┏━━
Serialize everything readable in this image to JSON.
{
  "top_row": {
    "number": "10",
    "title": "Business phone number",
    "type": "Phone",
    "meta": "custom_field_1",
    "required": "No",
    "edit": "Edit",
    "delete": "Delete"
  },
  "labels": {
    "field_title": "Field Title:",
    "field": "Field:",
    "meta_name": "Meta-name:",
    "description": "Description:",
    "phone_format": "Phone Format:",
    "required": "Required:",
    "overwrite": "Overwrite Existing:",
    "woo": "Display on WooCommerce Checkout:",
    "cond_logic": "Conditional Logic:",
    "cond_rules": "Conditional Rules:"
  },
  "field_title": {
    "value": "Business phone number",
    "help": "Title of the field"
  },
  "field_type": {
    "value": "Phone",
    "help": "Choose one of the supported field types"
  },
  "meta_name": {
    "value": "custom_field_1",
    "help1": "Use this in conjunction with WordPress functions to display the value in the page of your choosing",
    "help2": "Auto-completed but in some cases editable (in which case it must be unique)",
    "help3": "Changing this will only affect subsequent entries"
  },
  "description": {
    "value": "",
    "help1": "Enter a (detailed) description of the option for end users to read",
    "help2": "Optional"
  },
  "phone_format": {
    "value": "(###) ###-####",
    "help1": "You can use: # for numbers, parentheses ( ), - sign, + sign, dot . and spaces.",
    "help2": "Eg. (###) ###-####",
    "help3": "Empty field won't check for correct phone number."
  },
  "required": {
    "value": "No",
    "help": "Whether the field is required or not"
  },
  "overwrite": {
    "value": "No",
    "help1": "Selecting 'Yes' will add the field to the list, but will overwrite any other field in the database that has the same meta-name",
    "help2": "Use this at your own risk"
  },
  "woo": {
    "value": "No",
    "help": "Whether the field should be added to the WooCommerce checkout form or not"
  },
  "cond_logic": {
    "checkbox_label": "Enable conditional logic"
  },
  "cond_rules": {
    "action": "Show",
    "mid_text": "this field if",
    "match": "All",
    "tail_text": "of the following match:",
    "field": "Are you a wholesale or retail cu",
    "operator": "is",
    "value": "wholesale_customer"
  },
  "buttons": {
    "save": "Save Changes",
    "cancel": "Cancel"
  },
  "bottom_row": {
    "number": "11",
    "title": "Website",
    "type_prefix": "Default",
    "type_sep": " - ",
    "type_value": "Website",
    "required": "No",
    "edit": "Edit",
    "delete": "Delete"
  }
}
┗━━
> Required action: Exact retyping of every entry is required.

> Output for this task:
Serialize everything readable in this image to JSON.
{
  "top_row": {
    "number": "10",
    "title": "Business phone number",
    "type": "Phone",
    "meta": "custom_field_1",
    "required": "No",
    "edit": "Edit",
    "delete": "Delete"
  },
  "labels": {
    "field_title": "Field Title:",
    "field": "Field:",
    "meta_name": "Meta-name:",
    "description": "Description:",
    "phone_format": "Phone Format:",
    "required": "Required:",
    "overwrite": "Overwrite Existing:",
    "woo": "Display on WooCommerce Checkout:",
    "cond_logic": "Conditional Logic:",
    "cond_rules": "Conditional Rules:"
  },
  "field_title": {
    "value": "Business phone number",
    "help": "Title of the field"
  },
  "field_type": {
    "value": "Phone",
    "help": "Choose one of the supported field types"
  },
  "meta_name": {
    "value": "custom_field_1",
    "help1": "Use this in conjunction with WordPress functions to display the value in the page of your choosing",
    "help2": "Auto-completed but in some cases editable (in which case it must be unique)",
    "help3": "Changing this will only affect subsequent entries"
  },
  "description": {
    "value": "",
    "help1": "Enter a (detailed) description of the option for end users to read",
    "help2": "Optional"
  },
  "phone_format": {
    "value": "(###) ###-####",
    "help1": "You can use: # for numbers, parentheses ( ), - sign, + sign, dot . and spaces.",
    "help2": "Eg. (###) ###-####",
    "help3": "Empty field won't check for correct phone number."
  },
  "required": {
    "value": "No",
    "help": "Whether the field is required or not"
  },
  "overwrite": {
    "value": "No",
    "help1": "Selecting 'Yes' will add the field to the list, but will overwrite any other field in the database that has the same meta-name",
    "help2": "Use this at your own risk"
  },
  "woo": {
    "value": "No",
    "help": "Whether the field should be added to the WooCommerce checkout form or not"
  },
  "cond_logic": {
    "checkbox_label": "Enable conditional logic"
  },
  "cond_rules": {
    "action": "Show",
    "mid_text": "this field if",
    "match": "All",
    "tail_text": "of the following match:",
    "field": "Are you a wholesale or retail cu",
    "operator": "is",
    "value": "wholesale_customer"
  },
  "buttons": {
    "save": "Save Changes",
    "cancel": "Cancel"
  },
  "bottom_row": {
    "number": "11",
    "title": "Website",
    "type_prefix": "Default",
    "type_sep": " - ",
    "type_value": "Website",
    "required": "No",
    "edit": "Edit",
    "delete": "Delete"
  }
}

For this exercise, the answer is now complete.